* Exercise goal: Where a line of the data below has the string "Settings", copy that line.

* Material shown:
___

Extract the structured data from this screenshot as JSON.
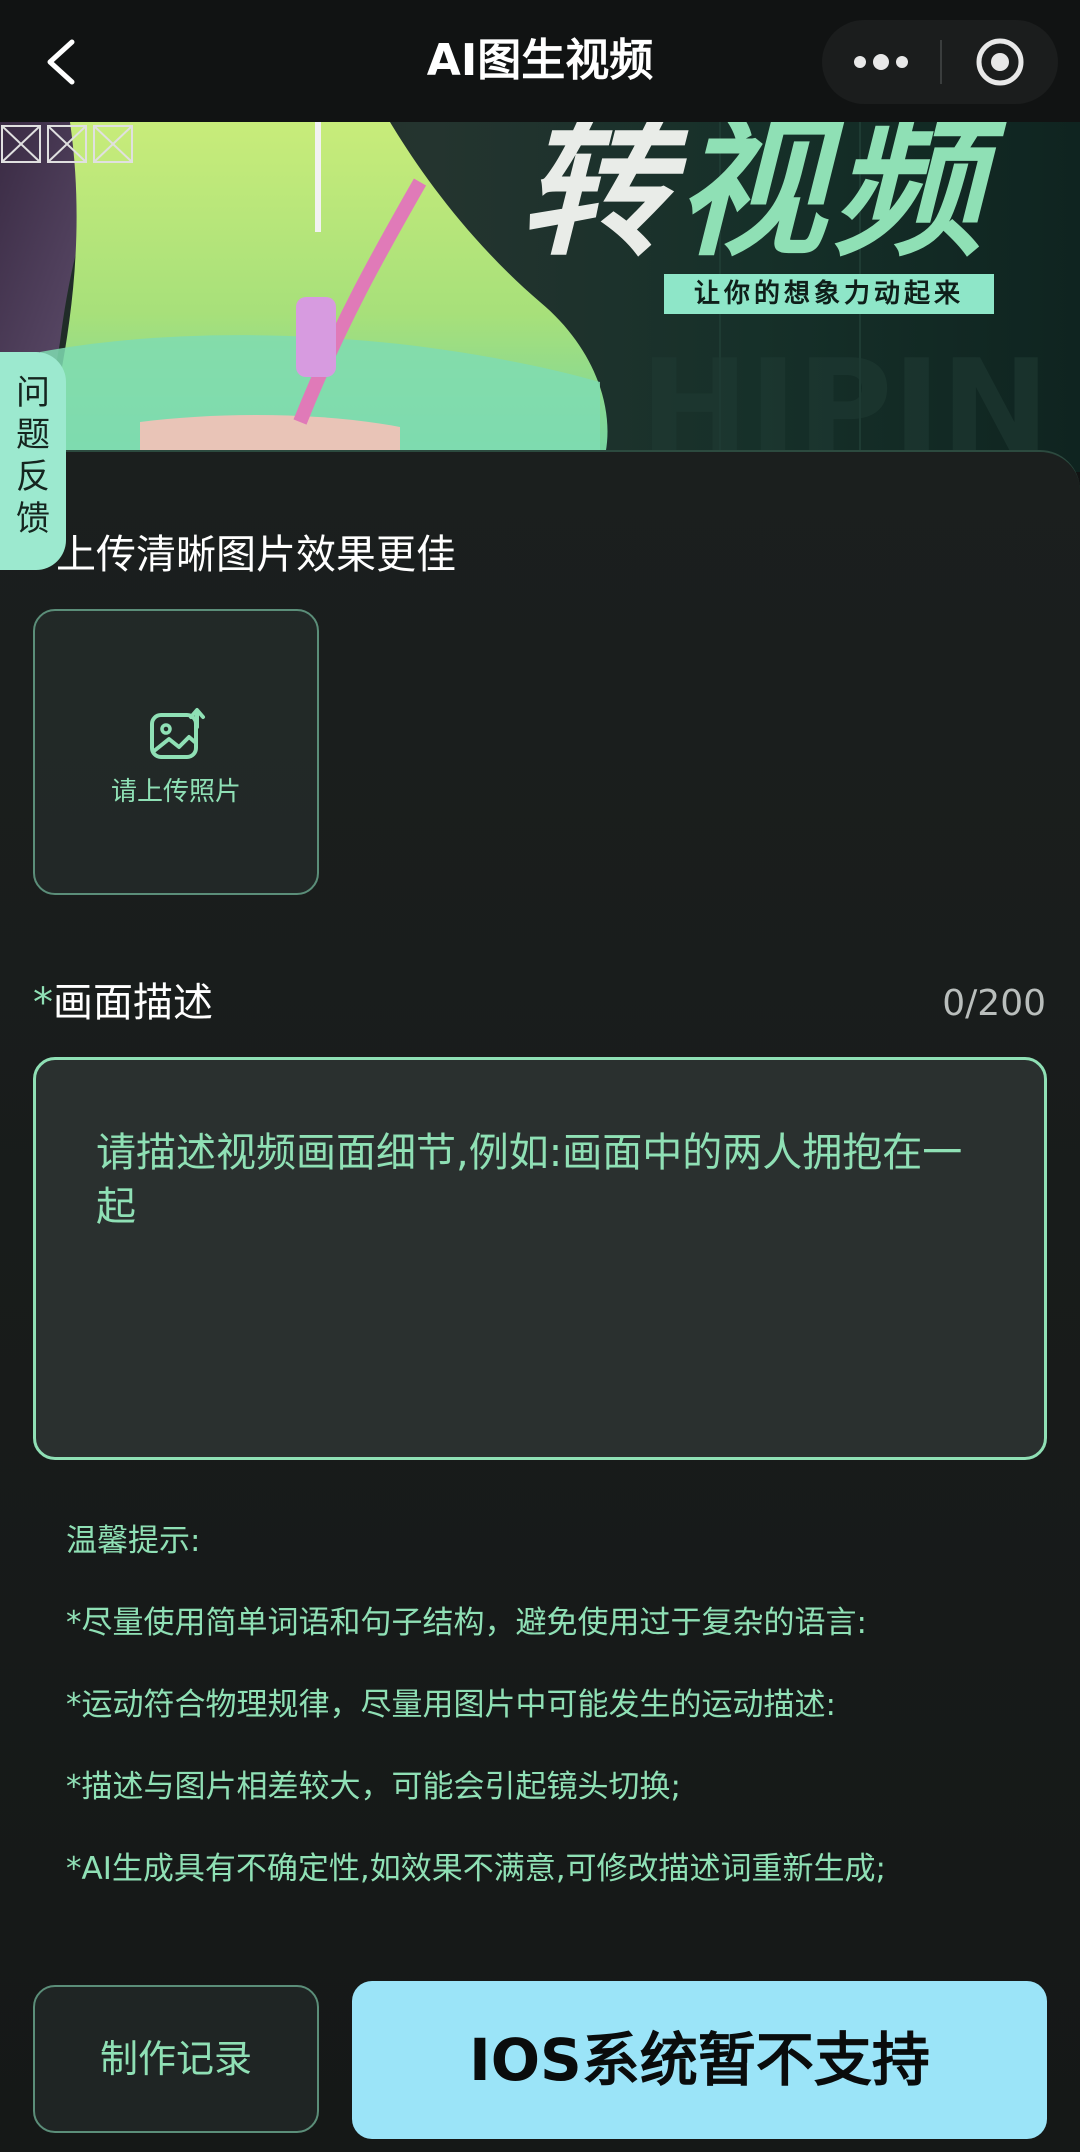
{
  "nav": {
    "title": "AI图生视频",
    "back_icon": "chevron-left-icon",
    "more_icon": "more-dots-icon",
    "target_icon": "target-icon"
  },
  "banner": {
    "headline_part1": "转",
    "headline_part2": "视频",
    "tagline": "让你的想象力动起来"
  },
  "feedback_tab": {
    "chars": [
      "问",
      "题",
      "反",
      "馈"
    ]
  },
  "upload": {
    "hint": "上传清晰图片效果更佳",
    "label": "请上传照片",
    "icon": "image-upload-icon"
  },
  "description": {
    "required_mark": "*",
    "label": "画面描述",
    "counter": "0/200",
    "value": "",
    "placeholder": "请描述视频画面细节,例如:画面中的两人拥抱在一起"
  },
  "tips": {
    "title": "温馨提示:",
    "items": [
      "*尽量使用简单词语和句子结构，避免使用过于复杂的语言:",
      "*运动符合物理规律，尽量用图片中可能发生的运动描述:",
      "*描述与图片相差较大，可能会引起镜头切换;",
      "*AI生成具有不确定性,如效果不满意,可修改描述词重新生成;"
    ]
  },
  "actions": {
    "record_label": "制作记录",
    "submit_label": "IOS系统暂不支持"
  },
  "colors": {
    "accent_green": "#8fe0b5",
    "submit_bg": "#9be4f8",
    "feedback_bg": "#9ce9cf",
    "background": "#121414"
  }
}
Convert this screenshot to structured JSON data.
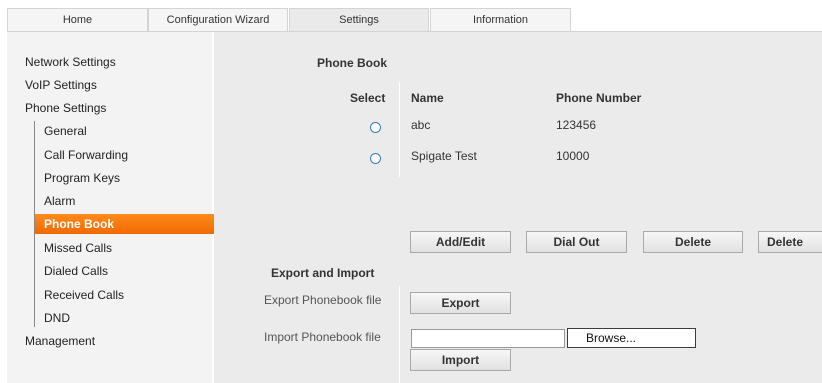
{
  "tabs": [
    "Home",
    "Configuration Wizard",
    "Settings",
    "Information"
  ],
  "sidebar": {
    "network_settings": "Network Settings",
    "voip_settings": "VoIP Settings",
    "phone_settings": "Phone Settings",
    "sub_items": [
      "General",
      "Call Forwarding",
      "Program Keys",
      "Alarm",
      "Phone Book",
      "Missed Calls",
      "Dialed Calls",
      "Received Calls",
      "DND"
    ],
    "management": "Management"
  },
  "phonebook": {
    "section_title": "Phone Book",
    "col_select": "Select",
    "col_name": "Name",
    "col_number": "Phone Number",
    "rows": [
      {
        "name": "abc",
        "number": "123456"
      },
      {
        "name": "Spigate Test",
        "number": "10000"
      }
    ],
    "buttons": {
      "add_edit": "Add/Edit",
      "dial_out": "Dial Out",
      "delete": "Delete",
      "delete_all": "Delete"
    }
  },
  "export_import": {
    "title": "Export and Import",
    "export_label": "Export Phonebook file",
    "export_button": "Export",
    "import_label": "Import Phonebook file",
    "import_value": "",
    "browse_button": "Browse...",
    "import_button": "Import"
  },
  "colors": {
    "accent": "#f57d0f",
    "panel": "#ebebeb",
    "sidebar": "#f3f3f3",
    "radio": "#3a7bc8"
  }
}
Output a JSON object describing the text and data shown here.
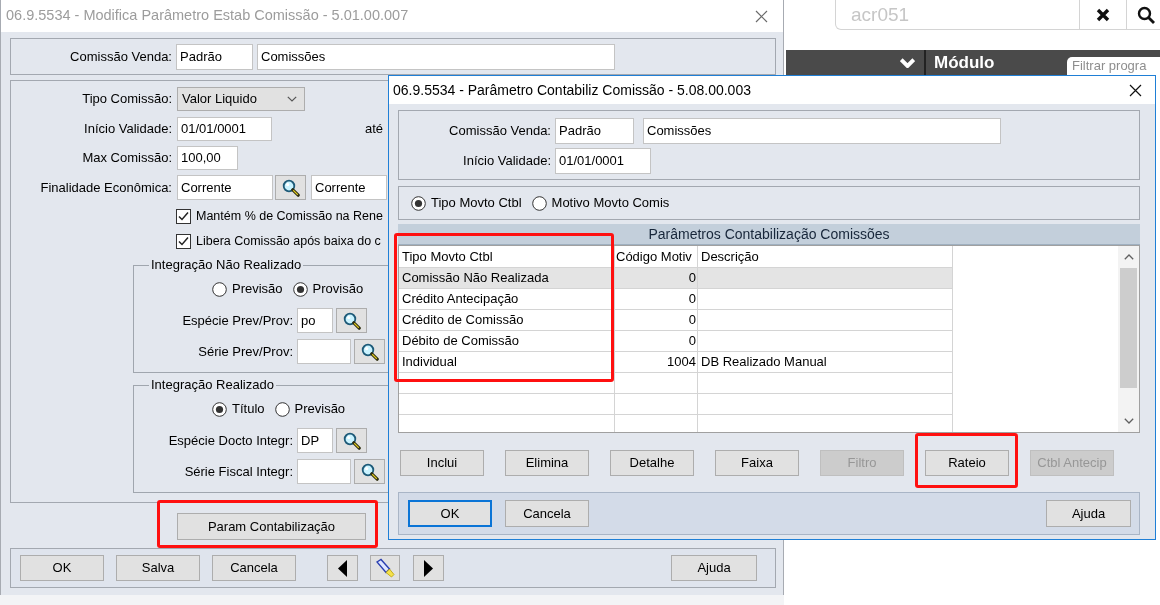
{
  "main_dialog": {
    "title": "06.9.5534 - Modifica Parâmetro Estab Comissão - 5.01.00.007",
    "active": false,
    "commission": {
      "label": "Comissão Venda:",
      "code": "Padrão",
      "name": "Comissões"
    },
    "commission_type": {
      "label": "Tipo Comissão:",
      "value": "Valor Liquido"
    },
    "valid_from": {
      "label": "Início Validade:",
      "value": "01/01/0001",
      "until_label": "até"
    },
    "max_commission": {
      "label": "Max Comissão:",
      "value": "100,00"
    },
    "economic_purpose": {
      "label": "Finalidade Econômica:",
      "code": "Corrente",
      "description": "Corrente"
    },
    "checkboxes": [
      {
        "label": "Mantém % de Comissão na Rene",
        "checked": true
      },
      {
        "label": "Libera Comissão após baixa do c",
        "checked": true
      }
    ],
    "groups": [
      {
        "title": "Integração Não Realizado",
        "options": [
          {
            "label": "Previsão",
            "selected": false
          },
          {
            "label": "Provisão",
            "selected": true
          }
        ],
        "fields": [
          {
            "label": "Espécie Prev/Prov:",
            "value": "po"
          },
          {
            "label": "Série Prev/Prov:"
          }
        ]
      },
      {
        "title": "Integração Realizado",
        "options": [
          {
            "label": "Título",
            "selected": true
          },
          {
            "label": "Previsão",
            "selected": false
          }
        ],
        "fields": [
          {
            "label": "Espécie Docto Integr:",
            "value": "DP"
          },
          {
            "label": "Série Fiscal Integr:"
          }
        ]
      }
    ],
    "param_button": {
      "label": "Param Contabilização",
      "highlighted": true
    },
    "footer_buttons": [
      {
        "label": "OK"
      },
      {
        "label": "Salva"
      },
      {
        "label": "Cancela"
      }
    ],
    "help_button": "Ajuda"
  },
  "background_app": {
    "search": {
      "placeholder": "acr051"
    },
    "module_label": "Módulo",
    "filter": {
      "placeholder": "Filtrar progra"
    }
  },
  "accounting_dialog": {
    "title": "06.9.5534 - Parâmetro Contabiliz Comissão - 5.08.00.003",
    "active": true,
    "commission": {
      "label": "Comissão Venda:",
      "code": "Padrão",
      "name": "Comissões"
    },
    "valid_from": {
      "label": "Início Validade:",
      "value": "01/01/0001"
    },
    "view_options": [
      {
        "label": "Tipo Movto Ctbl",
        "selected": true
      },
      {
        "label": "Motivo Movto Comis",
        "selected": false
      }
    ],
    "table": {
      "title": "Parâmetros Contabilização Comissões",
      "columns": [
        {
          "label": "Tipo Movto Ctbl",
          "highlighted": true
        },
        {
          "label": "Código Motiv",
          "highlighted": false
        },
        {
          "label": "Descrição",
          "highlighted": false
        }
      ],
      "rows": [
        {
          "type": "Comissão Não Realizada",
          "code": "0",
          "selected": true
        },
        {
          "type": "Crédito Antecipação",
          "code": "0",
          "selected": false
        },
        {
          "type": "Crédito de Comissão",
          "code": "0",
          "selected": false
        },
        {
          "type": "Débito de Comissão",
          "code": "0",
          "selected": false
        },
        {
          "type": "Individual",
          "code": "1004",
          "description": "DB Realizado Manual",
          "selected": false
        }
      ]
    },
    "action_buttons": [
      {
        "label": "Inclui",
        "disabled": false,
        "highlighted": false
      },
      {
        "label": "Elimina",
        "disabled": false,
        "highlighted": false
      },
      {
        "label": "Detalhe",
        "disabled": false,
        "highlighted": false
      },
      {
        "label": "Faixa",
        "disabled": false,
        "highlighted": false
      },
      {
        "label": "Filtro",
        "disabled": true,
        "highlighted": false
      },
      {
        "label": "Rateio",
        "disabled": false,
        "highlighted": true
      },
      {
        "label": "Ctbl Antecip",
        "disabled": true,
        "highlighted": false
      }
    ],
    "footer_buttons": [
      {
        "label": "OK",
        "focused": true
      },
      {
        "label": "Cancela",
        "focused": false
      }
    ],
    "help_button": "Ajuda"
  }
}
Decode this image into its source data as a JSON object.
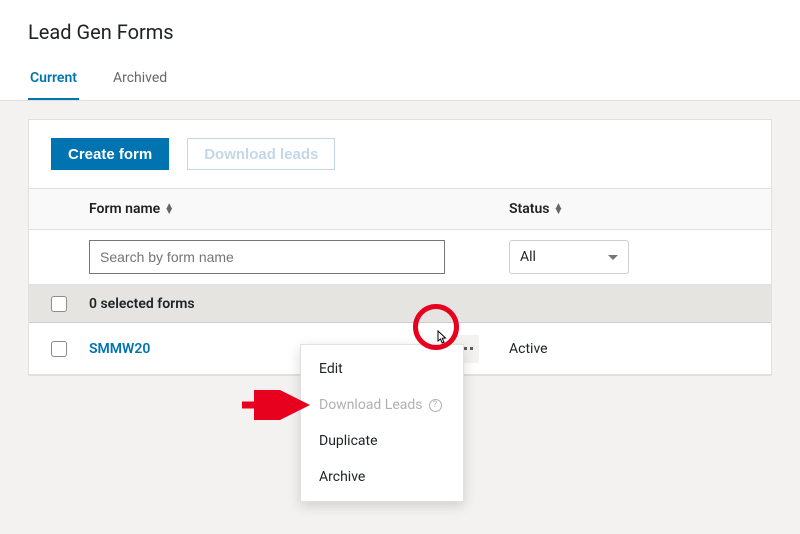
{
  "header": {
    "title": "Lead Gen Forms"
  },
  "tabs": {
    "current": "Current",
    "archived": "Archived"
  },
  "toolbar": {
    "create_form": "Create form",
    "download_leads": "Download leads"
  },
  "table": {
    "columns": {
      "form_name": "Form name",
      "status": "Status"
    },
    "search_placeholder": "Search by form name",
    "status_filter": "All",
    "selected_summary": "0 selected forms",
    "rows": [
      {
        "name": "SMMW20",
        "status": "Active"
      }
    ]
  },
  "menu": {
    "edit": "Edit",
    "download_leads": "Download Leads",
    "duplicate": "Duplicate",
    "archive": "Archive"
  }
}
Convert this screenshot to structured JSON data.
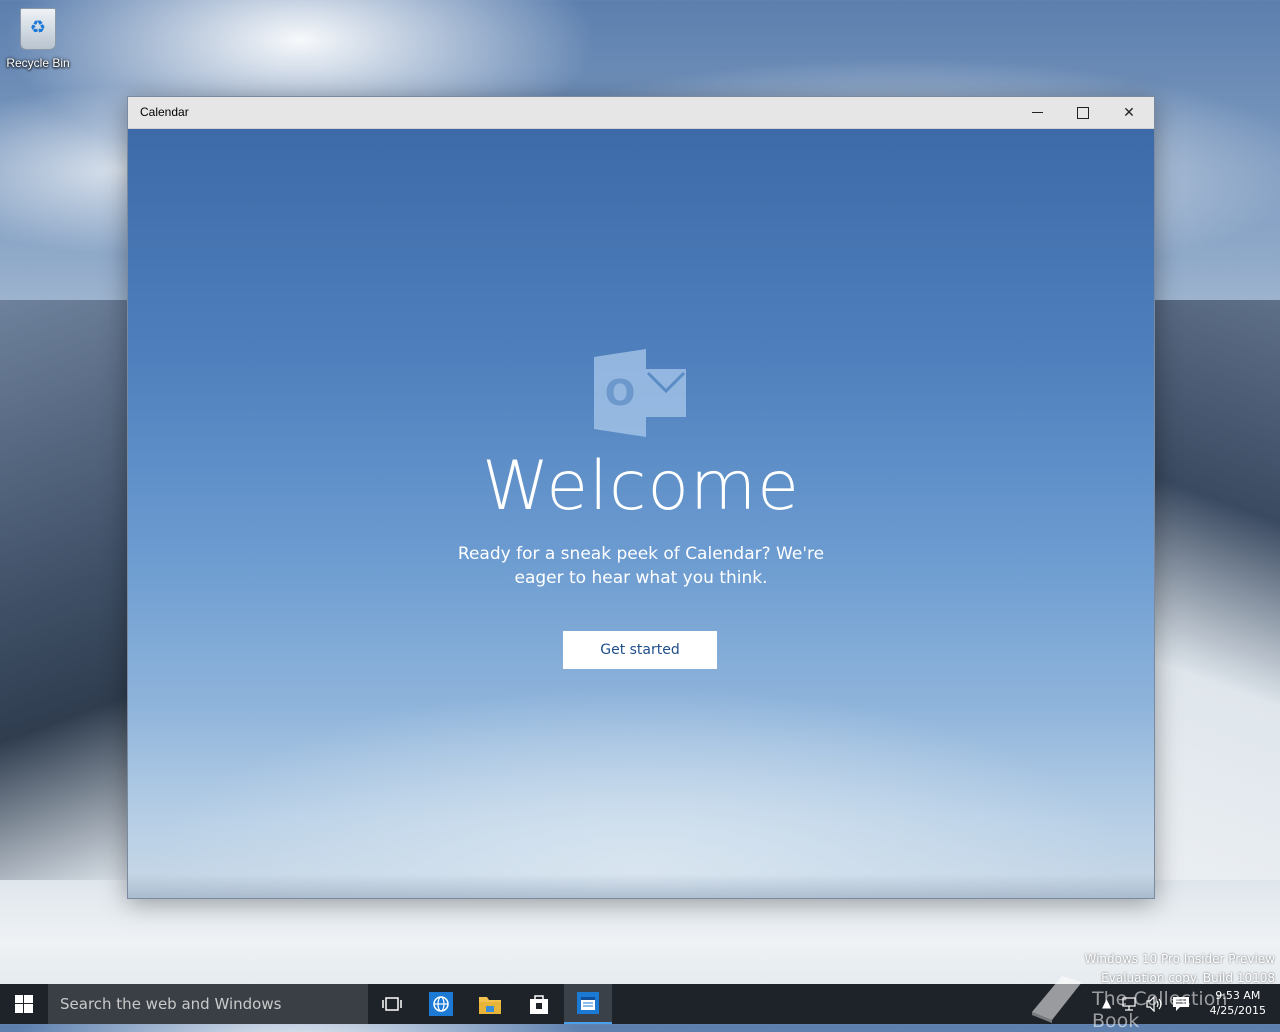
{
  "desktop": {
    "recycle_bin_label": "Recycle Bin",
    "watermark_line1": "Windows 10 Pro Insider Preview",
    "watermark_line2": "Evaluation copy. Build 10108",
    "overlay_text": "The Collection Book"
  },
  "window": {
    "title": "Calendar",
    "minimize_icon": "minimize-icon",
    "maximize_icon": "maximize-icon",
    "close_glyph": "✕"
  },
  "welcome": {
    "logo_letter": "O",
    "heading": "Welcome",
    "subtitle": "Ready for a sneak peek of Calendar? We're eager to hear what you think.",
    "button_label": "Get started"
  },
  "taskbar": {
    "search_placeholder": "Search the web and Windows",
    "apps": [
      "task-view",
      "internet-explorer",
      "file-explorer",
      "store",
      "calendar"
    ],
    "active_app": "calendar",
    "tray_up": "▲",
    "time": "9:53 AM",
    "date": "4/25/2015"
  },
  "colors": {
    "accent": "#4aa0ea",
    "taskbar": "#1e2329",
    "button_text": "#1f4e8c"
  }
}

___

* Written solution:
    "Settings",
    "network_settings": "Network Settings",
    "voip_settings": "VoIP Settings",
    "phone_settings": "Phone Settings",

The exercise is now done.